When things go wrong with a computer programme, particularly one that has been updated, there is inevitably an option to reset the programme, to restore it back to the manufacturer’s original design. So, when there’s a bug, or when a programme has been developed beyond its usefulness, many people find the reset option to be very useful indeed. Me included.
As a consequence, I have often thought how useful it would be to have a reset button on other things too. And, for me, the church is one particular organisation for which I would like to have such a button. After all, since the first century AD, when the church was established, the church has changed considerably, and not always for the better.
Indeed, the church these days is involved in welfare programmes (to the public), hospitals, nursing homes, retirement villages, schools., etc. It has adopted practices, like the conduct of weddings, funerals, and the baptising of non-members. It has developed rituals. And it has changed Communion from being a meal into part of a worship service. And those are just the obvious things. But none of which were features of the New Testament church.
Now many of these practices may have been started with good intentions. But they haven’t always stayed that way. Indeed, some of them have already fulfilled their original purpose, others have gone beyond what was intended, and others have simply lost their way. And worse, many of them have now become obstacles to the church’s growth and mission.
So, if there was a reset button for the church, that could help get rid of the bugs and reset the church to its original purpose, I would willingly press it. The question is, though, how many others would be willing to press it with me?
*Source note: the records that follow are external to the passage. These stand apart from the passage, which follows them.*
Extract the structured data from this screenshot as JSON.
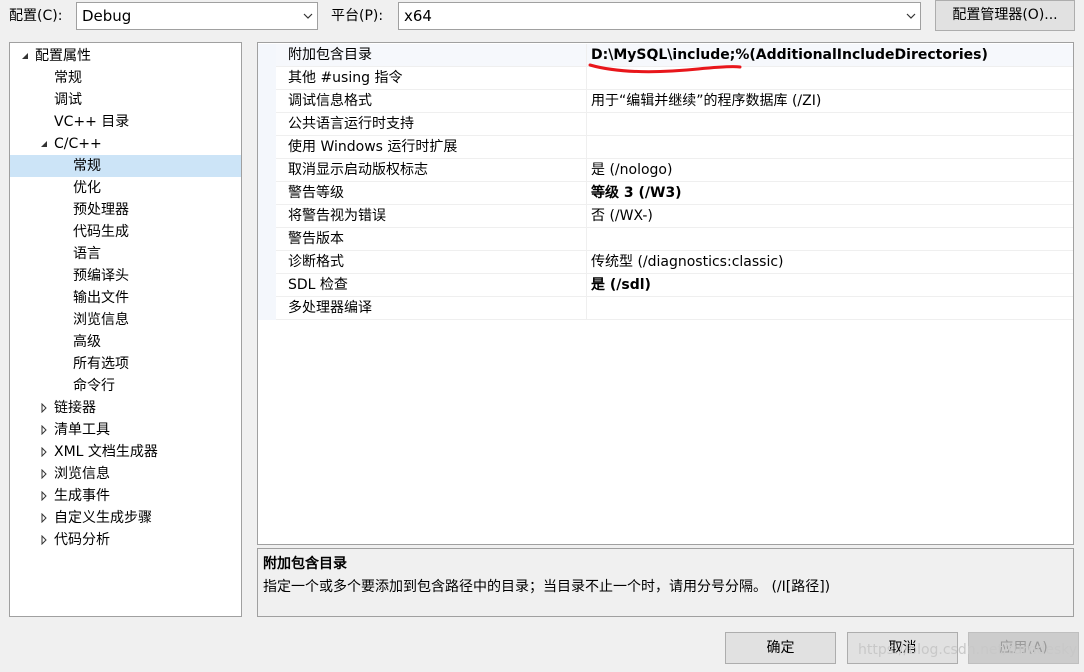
{
  "toolbar": {
    "config_label": "配置(C):",
    "config_value": "Debug",
    "platform_label": "平台(P):",
    "platform_value": "x64",
    "config_manager_label": "配置管理器(O)..."
  },
  "tree": {
    "items": [
      {
        "label": "配置属性",
        "expander": "expanded",
        "level": 0
      },
      {
        "label": "常规",
        "expander": "none",
        "level": 1
      },
      {
        "label": "调试",
        "expander": "none",
        "level": 1
      },
      {
        "label": "VC++ 目录",
        "expander": "none",
        "level": 1
      },
      {
        "label": "C/C++",
        "expander": "expanded",
        "level": 1
      },
      {
        "label": "常规",
        "expander": "none",
        "level": 2,
        "selected": true
      },
      {
        "label": "优化",
        "expander": "none",
        "level": 2
      },
      {
        "label": "预处理器",
        "expander": "none",
        "level": 2
      },
      {
        "label": "代码生成",
        "expander": "none",
        "level": 2
      },
      {
        "label": "语言",
        "expander": "none",
        "level": 2
      },
      {
        "label": "预编译头",
        "expander": "none",
        "level": 2
      },
      {
        "label": "输出文件",
        "expander": "none",
        "level": 2
      },
      {
        "label": "浏览信息",
        "expander": "none",
        "level": 2
      },
      {
        "label": "高级",
        "expander": "none",
        "level": 2
      },
      {
        "label": "所有选项",
        "expander": "none",
        "level": 2
      },
      {
        "label": "命令行",
        "expander": "none",
        "level": 2
      },
      {
        "label": "链接器",
        "expander": "collapsed",
        "level": 1
      },
      {
        "label": "清单工具",
        "expander": "collapsed",
        "level": 1
      },
      {
        "label": "XML 文档生成器",
        "expander": "collapsed",
        "level": 1
      },
      {
        "label": "浏览信息",
        "expander": "collapsed",
        "level": 1
      },
      {
        "label": "生成事件",
        "expander": "collapsed",
        "level": 1
      },
      {
        "label": "自定义生成步骤",
        "expander": "collapsed",
        "level": 1
      },
      {
        "label": "代码分析",
        "expander": "collapsed",
        "level": 1
      }
    ]
  },
  "properties": [
    {
      "name": "附加包含目录",
      "value": "D:\\MySQL\\include;%(AdditionalIncludeDirectories)",
      "bold": true
    },
    {
      "name": "其他 #using 指令",
      "value": "",
      "bold": false
    },
    {
      "name": "调试信息格式",
      "value": "用于“编辑并继续”的程序数据库 (/ZI)",
      "bold": false
    },
    {
      "name": "公共语言运行时支持",
      "value": "",
      "bold": false
    },
    {
      "name": "使用 Windows 运行时扩展",
      "value": "",
      "bold": false
    },
    {
      "name": "取消显示启动版权标志",
      "value": "是 (/nologo)",
      "bold": false
    },
    {
      "name": "警告等级",
      "value": "等级 3 (/W3)",
      "bold": true
    },
    {
      "name": "将警告视为错误",
      "value": "否 (/WX-)",
      "bold": false
    },
    {
      "name": "警告版本",
      "value": "",
      "bold": false
    },
    {
      "name": "诊断格式",
      "value": "传统型 (/diagnostics:classic)",
      "bold": false
    },
    {
      "name": "SDL 检查",
      "value": "是 (/sdl)",
      "bold": true
    },
    {
      "name": "多处理器编译",
      "value": "",
      "bold": false
    }
  ],
  "description": {
    "title": "附加包含目录",
    "text": "指定一个或多个要添加到包含路径中的目录；当目录不止一个时，请用分号分隔。     (/I[路径])"
  },
  "buttons": {
    "ok": "确定",
    "cancel": "取消",
    "apply": "应用(A)"
  },
  "watermark": "https://blog.csdn.net/turndesky",
  "colors": {
    "selected_bg": "#cce4f7",
    "annotation_red": "#e8161b"
  },
  "icons": {
    "combo_arrow": "chevron-down-icon",
    "tree_expanded": "triangle-expanded-icon",
    "tree_collapsed": "triangle-collapsed-icon"
  }
}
Now some might say, “It’s already been done. That is exactly what happened at the reformation, in the sixteenth century. Someone pressed the reset button then.” But the problem is that it was only a partial reset—it took the church back to an earlier version. It certainly didn’t restore it to its New Testament foundations.
And therein lies the problem. Because the church is desperately in need of a reset button. And that button needs to be pressed. But not just to go back to a certain time—to a favourite thing that we love about times gone past. But all the way. Furthermore, it’s a button that we need to be continually pressing to keep the church on track. Because, whatever our motivation in starting new things, we need to keep away from the upgrades and additions that so easily lead our people astray.
Posted: 11th February 2018
© 2018, Brian A Curtis